** Opening Data extracts block **

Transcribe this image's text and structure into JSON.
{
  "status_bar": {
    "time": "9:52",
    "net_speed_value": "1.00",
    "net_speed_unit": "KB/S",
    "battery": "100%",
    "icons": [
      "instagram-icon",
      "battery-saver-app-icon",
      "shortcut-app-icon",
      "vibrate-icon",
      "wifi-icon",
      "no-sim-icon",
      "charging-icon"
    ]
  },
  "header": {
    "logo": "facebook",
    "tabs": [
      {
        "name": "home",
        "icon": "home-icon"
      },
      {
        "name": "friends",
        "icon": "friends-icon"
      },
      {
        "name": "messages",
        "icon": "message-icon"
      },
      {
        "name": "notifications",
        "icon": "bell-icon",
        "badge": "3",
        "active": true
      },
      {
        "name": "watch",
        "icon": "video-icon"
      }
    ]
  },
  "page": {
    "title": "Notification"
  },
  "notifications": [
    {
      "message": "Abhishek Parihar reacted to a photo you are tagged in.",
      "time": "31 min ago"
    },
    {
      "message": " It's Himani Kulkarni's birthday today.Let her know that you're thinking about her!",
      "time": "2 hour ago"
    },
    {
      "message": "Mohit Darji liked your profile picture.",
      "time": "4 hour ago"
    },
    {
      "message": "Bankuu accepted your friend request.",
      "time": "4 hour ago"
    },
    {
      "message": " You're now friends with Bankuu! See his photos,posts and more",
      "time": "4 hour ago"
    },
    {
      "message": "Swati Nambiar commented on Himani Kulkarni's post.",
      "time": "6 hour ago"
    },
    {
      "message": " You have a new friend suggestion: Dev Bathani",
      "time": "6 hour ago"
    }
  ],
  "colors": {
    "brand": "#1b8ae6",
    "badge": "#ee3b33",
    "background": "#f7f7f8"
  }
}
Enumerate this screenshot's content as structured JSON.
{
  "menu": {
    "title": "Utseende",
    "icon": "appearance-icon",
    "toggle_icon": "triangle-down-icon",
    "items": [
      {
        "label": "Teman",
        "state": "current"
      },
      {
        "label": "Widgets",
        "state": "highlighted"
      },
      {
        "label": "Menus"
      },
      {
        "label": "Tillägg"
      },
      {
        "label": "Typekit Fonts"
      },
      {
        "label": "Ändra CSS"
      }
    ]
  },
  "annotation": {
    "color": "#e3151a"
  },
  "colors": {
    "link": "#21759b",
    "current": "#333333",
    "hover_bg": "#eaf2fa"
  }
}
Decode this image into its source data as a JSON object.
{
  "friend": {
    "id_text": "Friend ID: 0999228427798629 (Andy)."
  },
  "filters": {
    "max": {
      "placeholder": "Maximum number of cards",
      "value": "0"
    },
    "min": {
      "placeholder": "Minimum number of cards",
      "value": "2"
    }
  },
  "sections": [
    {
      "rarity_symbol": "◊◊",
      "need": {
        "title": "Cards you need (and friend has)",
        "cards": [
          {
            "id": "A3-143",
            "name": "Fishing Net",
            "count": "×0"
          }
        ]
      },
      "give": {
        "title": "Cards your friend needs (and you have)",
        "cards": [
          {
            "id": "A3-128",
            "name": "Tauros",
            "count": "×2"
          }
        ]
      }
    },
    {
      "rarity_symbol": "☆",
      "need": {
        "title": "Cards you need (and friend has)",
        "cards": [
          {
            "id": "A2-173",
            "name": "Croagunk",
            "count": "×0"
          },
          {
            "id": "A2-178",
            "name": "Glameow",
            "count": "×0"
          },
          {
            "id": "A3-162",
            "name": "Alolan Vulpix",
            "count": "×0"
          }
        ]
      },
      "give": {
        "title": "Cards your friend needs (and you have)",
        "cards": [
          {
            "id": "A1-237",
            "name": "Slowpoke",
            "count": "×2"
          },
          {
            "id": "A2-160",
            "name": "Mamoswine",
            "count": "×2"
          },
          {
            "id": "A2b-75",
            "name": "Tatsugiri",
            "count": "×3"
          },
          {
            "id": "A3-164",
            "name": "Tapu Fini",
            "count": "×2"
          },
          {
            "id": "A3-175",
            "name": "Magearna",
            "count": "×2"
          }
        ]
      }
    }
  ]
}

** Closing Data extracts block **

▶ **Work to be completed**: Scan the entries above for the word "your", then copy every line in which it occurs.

▶ **Solution for this problem**:
      "message": "Mohit Darji liked your profile picture.",
      "message": "Bankuu accepted your friend request.",
        "title": "Cards your friend needs (and you have)",
        "title": "Cards your friend needs (and you have)",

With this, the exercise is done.